The loss of rain forest – bad news disguised as good news.

Sometimes bad news is announces as good news. An example is the latest news about the destruction of the Amazon rain forest in Brazil. The rate of destruction has fallen by 27%, which means that “only” 4,600 square kilometres have been lost in the twelve months ending in July 2012, compared with 6,000 square kilometres the previous year. For small mercies we should give thanks but this is not a small mercy, but simply a statement that we are permanently destroying less of the rain forest now than we did a year ago. Continue reading

The madness of the destruction of tropical forests

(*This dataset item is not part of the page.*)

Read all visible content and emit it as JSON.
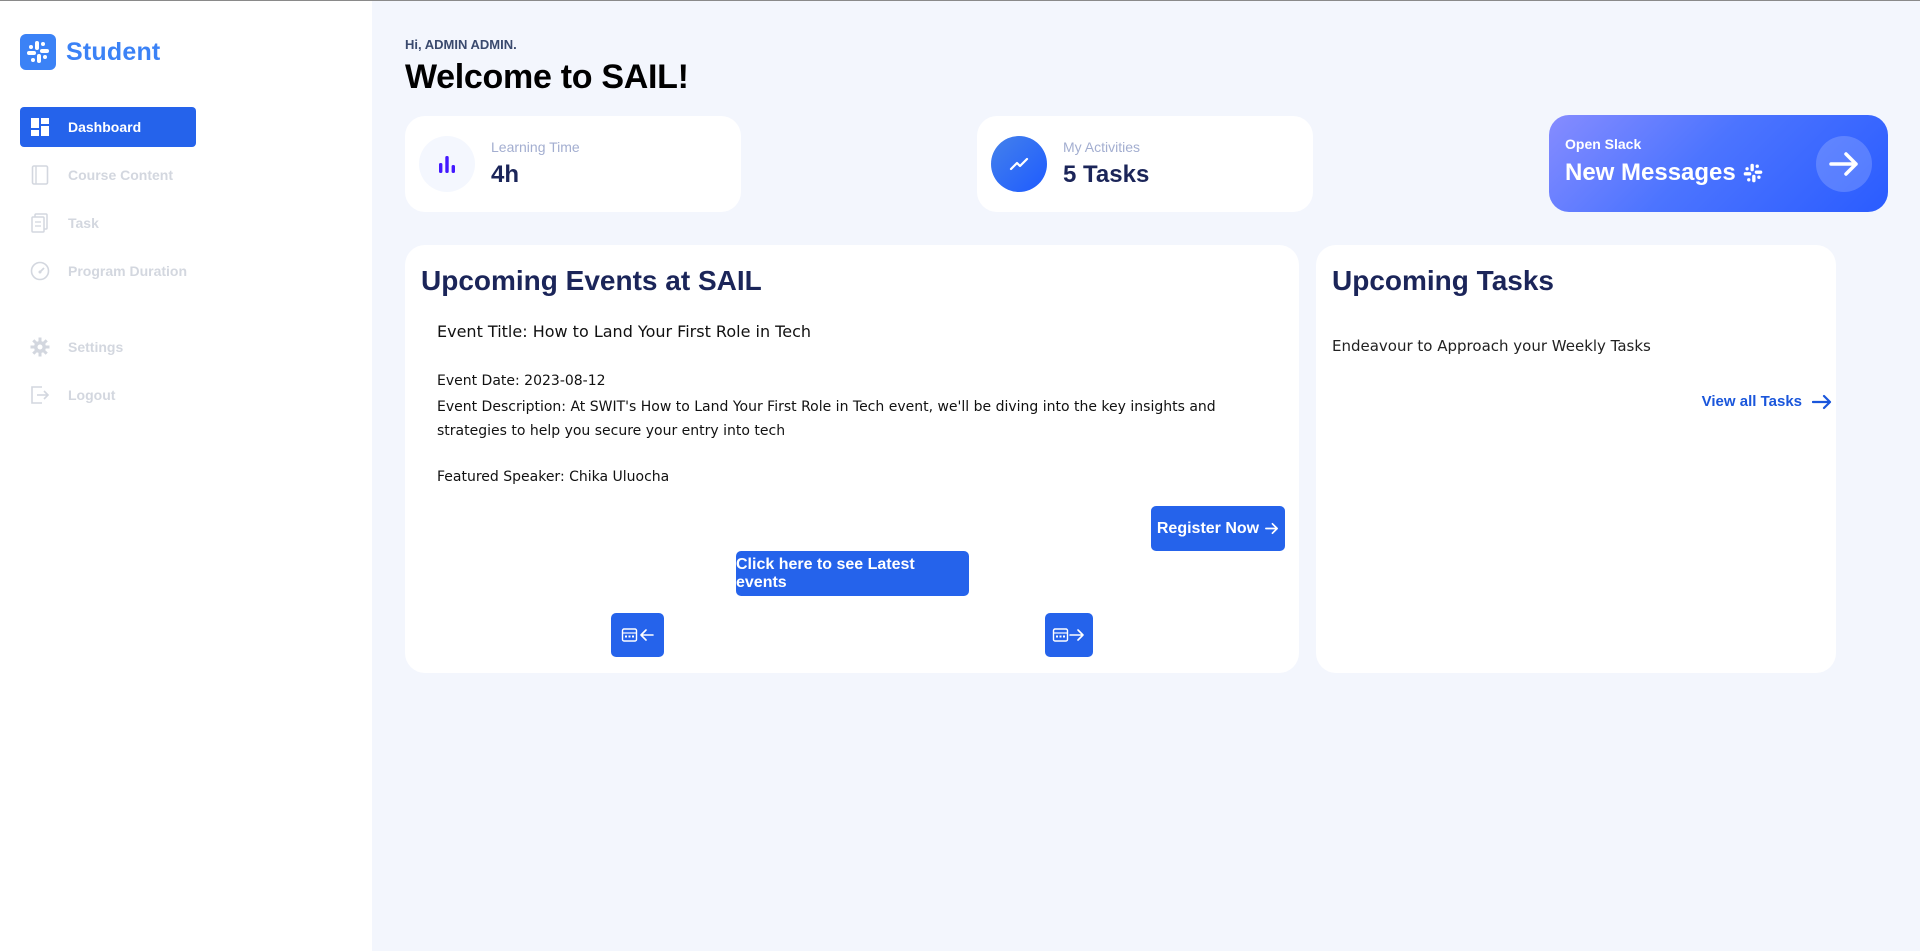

Fifty years ago if you saw the most up to date land use map of the world, you would see huge swathes of land coloured dark green. There was dark green in the shape of a very large inverted “L” stretching around the Western part of equatorial Africa, and around the whole Amazon basin of South America. To the north and south of the land coloured dark green was a large strip of lighter green land, and beyond that the land was coloured, in the case of Africa, yellow. Continue reading